══ DATA SUPPLIED ══

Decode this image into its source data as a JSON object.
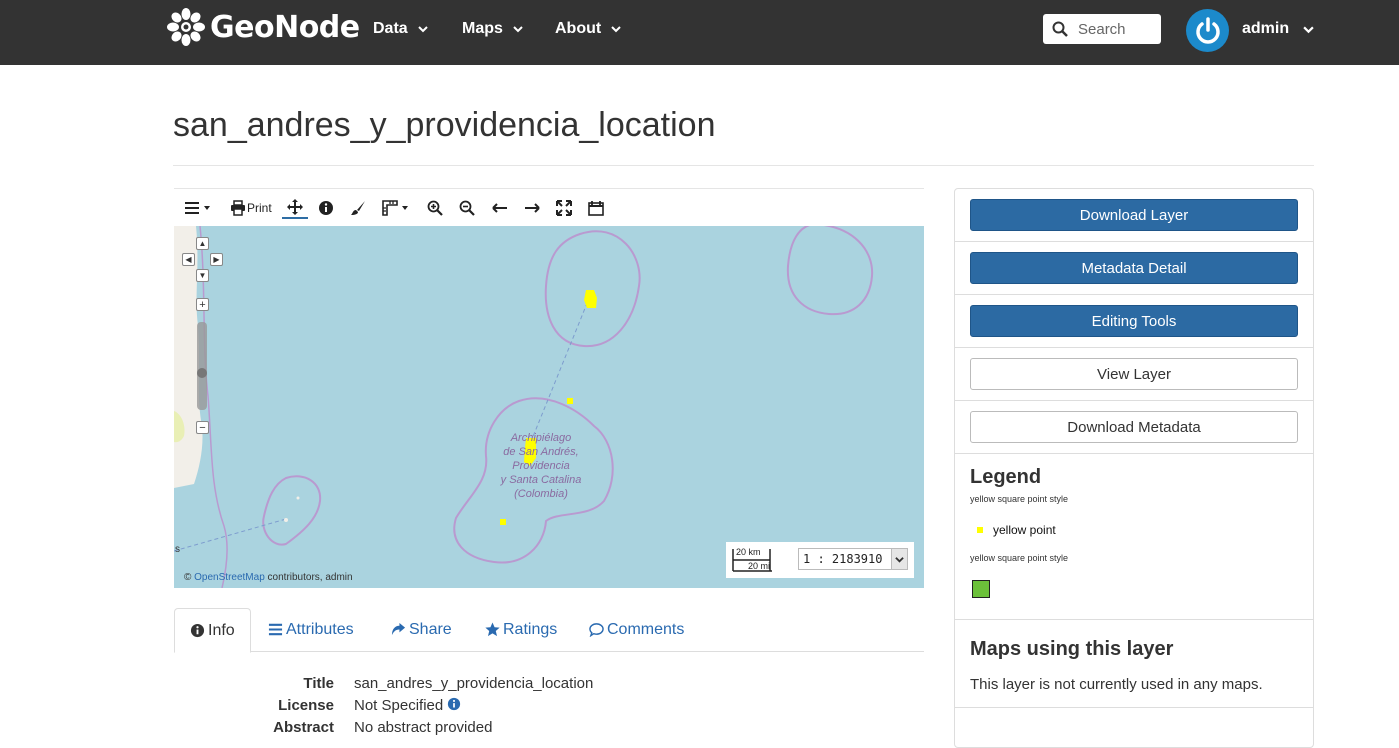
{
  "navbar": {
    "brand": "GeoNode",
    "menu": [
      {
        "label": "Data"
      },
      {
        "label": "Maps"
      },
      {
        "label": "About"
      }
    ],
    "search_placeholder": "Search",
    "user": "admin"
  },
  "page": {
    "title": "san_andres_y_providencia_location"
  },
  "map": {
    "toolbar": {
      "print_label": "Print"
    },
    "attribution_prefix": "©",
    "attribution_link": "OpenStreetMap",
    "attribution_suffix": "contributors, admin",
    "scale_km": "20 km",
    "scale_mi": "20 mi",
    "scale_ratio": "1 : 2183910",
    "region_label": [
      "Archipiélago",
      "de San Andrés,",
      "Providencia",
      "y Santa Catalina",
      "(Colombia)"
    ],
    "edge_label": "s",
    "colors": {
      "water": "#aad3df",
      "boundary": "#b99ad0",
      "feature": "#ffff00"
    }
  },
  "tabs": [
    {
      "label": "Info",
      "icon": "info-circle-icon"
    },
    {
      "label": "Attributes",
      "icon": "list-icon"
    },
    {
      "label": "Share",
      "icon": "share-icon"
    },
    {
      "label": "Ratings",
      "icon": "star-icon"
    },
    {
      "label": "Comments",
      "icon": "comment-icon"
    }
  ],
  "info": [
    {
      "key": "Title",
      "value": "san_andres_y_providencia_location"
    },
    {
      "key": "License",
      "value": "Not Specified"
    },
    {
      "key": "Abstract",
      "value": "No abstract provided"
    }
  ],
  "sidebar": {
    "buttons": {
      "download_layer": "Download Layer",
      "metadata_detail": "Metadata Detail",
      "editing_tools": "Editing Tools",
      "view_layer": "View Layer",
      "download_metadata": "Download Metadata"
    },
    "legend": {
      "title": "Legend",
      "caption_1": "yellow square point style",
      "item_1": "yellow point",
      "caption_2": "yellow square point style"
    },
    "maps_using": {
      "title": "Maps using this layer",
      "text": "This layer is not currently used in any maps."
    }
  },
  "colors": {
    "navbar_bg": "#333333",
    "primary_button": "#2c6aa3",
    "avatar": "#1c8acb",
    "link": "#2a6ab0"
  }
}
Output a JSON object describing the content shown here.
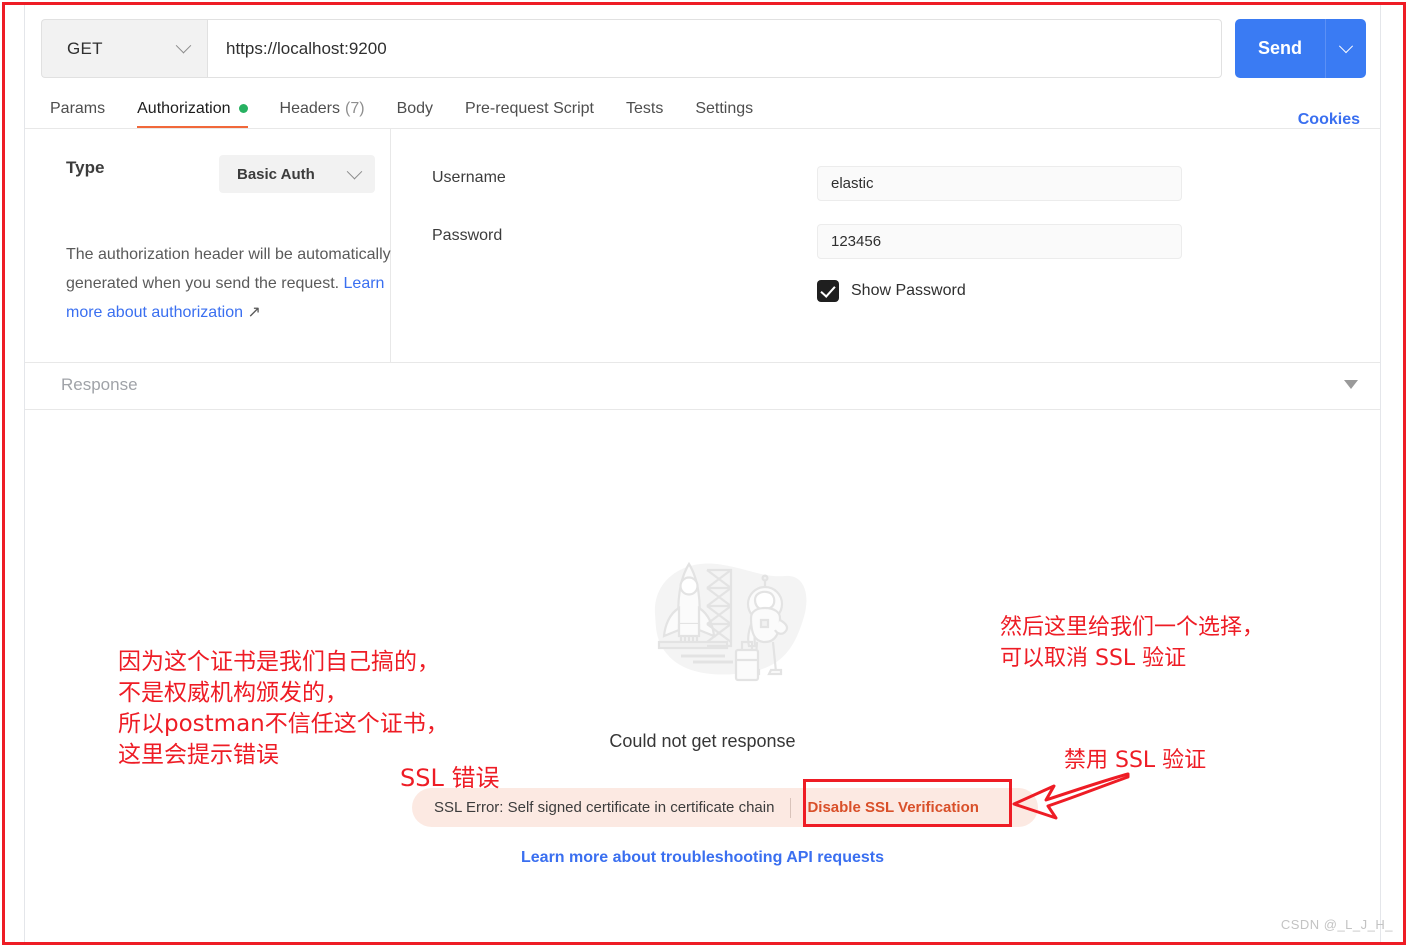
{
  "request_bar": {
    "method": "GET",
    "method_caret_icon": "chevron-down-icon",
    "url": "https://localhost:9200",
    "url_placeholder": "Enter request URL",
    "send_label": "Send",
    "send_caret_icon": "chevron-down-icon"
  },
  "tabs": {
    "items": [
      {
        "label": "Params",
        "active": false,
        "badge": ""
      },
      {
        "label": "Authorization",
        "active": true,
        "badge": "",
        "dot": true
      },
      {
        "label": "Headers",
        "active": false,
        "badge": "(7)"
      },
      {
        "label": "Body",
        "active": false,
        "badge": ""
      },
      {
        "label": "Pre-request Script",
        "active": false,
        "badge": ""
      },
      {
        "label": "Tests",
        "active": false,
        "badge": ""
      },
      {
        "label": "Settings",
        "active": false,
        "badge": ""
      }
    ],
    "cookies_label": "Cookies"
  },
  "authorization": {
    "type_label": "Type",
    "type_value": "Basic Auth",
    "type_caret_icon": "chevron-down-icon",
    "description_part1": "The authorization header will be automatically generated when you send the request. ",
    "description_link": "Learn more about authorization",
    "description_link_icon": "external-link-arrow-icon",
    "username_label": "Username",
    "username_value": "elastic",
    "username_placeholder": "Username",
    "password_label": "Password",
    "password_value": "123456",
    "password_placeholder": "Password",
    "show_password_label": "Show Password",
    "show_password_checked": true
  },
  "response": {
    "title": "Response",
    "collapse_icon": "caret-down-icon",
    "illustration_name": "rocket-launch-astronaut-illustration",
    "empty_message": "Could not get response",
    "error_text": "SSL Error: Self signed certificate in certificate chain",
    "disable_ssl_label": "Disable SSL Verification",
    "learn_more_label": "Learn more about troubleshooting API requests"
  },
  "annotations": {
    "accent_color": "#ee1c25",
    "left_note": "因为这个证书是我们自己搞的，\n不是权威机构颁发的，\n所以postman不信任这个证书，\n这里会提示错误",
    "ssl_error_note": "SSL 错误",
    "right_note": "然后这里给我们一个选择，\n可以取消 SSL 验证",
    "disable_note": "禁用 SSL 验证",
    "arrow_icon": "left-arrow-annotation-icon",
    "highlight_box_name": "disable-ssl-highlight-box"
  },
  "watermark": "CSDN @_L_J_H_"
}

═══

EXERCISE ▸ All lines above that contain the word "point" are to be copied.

YOUR RESPONSE ▸
      "caption_1": "yellow square point style",
      "item_1": "yellow point",
      "caption_2": "yellow square point style"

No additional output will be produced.